Grass may be getting greener throughout Spokane Valley, but things have gone to seed at the corner of Barker and Euclid. But it’s a situation that will hopefully change for the better soon, say officials with the Spokane Valley Fire Department.
At last week’s fire commissioners meeting, the board heard a report from Deputy Chief Larry Rider that the contractor who did the work on the refurbished Barker Road Bridge – a job that finished nearly a year ago, by the way – has left a decent supply of materials and equipment on a lot owned by the Spokane Valley Fire Department.
While there was no objection to Morgen and Oswood Construction, located in Great Falls, Mont., using the land rent-free during the two years the bridge was worked on, it’s high time the mess gets cleaned up some grass seed can get planted before summer.
“Or we can lock the gates and call the cops,” Rider told fire commissioners on March 28. “(The company) was not a bad bridge builder but has been difficult as a tenant.”
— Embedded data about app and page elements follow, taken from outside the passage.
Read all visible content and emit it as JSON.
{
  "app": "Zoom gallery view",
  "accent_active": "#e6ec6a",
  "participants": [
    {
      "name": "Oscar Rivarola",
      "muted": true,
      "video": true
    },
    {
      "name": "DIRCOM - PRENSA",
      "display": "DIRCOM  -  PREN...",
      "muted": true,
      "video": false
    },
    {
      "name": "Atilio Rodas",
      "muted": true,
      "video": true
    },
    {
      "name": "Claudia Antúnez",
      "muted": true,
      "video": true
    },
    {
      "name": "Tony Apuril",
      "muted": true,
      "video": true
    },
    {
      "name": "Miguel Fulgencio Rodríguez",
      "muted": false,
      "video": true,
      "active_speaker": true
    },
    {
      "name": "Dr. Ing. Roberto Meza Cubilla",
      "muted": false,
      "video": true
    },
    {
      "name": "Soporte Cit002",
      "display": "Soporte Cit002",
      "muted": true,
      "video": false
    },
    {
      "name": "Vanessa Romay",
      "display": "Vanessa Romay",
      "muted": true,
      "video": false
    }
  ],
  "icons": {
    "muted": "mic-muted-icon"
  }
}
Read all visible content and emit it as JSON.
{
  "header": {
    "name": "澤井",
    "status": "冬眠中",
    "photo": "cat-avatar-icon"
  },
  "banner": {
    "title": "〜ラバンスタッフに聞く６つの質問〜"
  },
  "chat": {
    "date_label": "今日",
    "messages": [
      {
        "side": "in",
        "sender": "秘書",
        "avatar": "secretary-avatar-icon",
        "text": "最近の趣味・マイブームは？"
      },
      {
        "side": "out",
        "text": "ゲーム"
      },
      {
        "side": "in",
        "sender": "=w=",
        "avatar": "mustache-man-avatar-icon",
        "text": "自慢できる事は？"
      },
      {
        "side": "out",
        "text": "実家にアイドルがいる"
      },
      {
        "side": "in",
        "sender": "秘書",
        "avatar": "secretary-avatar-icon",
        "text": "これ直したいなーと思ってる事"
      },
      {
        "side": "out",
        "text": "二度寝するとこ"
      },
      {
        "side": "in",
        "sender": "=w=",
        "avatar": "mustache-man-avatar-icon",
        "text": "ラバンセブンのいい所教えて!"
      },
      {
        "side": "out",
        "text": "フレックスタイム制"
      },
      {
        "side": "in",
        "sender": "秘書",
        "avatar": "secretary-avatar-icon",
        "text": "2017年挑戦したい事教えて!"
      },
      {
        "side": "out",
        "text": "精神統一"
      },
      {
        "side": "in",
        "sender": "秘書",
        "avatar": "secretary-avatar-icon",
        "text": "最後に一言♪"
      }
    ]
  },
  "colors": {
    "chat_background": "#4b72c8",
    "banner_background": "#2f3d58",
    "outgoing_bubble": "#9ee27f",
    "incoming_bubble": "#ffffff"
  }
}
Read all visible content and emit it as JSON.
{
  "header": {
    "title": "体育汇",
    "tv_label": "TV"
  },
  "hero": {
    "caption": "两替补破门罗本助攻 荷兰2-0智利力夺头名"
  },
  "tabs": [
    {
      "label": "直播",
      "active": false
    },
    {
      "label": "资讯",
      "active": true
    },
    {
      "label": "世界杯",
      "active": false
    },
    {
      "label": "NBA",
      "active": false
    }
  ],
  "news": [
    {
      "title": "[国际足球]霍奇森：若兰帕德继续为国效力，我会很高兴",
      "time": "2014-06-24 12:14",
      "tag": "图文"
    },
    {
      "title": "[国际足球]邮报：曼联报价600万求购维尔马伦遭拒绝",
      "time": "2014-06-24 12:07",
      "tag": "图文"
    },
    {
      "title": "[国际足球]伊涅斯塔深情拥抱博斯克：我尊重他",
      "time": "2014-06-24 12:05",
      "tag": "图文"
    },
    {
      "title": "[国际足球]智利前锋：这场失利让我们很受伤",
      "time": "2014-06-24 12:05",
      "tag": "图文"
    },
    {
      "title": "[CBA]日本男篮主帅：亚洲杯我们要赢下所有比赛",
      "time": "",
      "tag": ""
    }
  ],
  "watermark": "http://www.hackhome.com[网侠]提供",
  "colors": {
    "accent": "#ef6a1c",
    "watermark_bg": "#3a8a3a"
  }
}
Since the completion of the bridge in June of last year, Rider said that “40 trucks worth of stuff” has been scattered over the property and little to no communication with the company.
Originally, the items were to have been cleared by last September, by the business’ officials asked for an extension to March 31 – which has now come and gone.
Rider said he is anxious to have the equipment removed so grass seed can be planted within the next few weeks, “otherwise we’ll have a weed patch.”
The fire commissioners gave their blessing for Rider to use whatever legal pressure the department deemed necessary. Also, the department is asking that the company supply proof of insurance so the department remains not legally liable for any potential injuries someone might incur on the site.
In the days that have followed since, Rider said he was able to make contact with the company and that there has been some progress in the past week as proof of insurance has been supplied.
“They’re working with us,” Rider said on Monday, adding that it likely hasn’t be the No. 1 priority on the contractor’s “to do” list.
“They don’t have to look at it,” he said.